**Exercise:**
Line by line, copy out the data that follows.
START Data for review
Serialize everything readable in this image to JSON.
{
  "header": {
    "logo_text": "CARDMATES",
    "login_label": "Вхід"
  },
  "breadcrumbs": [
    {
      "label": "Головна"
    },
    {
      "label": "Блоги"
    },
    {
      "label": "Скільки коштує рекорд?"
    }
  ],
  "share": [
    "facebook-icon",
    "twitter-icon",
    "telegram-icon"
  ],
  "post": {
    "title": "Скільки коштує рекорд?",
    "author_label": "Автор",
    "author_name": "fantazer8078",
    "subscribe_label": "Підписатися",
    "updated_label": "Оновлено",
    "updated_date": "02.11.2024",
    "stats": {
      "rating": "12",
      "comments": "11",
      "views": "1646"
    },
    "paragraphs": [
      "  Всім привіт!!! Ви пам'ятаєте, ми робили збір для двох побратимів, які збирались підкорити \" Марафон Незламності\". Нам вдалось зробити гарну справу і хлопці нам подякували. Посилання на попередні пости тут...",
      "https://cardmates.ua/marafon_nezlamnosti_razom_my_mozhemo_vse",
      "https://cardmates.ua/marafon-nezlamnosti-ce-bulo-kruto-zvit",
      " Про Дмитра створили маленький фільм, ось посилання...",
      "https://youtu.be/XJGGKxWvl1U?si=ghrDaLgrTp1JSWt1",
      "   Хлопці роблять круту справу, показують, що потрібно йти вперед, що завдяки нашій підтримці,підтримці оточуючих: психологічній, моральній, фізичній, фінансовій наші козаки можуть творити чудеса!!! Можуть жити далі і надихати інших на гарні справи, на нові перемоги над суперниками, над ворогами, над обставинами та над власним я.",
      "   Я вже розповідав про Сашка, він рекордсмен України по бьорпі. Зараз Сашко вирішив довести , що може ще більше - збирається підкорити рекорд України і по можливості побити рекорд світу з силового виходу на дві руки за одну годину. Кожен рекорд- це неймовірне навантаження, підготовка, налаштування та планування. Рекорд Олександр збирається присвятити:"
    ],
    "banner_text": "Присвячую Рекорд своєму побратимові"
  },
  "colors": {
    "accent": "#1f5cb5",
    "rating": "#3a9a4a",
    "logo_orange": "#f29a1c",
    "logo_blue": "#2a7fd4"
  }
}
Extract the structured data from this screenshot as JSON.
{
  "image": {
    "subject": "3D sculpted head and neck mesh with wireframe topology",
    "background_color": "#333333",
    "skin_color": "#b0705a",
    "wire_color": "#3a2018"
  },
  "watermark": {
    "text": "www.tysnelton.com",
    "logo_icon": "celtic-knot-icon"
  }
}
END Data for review
**Reply:**
Serialize everything readable in this image to JSON.
{
  "header": {
    "logo_text": "CARDMATES",
    "login_label": "Вхід"
  },
  "breadcrumbs": [
    {
      "label": "Головна"
    },
    {
      "label": "Блоги"
    },
    {
      "label": "Скільки коштує рекорд?"
    }
  ],
  "share": [
    "facebook-icon",
    "twitter-icon",
    "telegram-icon"
  ],
  "post": {
    "title": "Скільки коштує рекорд?",
    "author_label": "Автор",
    "author_name": "fantazer8078",
    "subscribe_label": "Підписатися",
    "updated_label": "Оновлено",
    "updated_date": "02.11.2024",
    "stats": {
      "rating": "12",
      "comments": "11",
      "views": "1646"
    },
    "paragraphs": [
      "  Всім привіт!!! Ви пам'ятаєте, ми робили збір для двох побратимів, які збирались підкорити \" Марафон Незламності\". Нам вдалось зробити гарну справу і хлопці нам подякували. Посилання на попередні пости тут...",
      "https://cardmates.ua/marafon_nezlamnosti_razom_my_mozhemo_vse",
      "https://cardmates.ua/marafon-nezlamnosti-ce-bulo-kruto-zvit",
      " Про Дмитра створили маленький фільм, ось посилання...",
      "https://youtu.be/XJGGKxWvl1U?si=ghrDaLgrTp1JSWt1",
      "   Хлопці роблять круту справу, показують, що потрібно йти вперед, що завдяки нашій підтримці,підтримці оточуючих: психологічній, моральній, фізичній, фінансовій наші козаки можуть творити чудеса!!! Можуть жити далі і надихати інших на гарні справи, на нові перемоги над суперниками, над ворогами, над обставинами та над власним я.",
      "   Я вже розповідав про Сашка, він рекордсмен України по бьорпі. Зараз Сашко вирішив довести , що може ще більше - збирається підкорити рекорд України і по можливості побити рекорд світу з силового виходу на дві руки за одну годину. Кожен рекорд- це неймовірне навантаження, підготовка, налаштування та планування. Рекорд Олександр збирається присвятити:"
    ],
    "banner_text": "Присвячую Рекорд своєму побратимові"
  },
  "colors": {
    "accent": "#1f5cb5",
    "rating": "#3a9a4a",
    "logo_orange": "#f29a1c",
    "logo_blue": "#2a7fd4"
  }
}
Extract the structured data from this screenshot as JSON.
{
  "image": {
    "subject": "3D sculpted head and neck mesh with wireframe topology",
    "background_color": "#333333",
    "skin_color": "#b0705a",
    "wire_color": "#3a2018"
  },
  "watermark": {
    "text": "www.tysnelton.com",
    "logo_icon": "celtic-knot-icon"
  }
}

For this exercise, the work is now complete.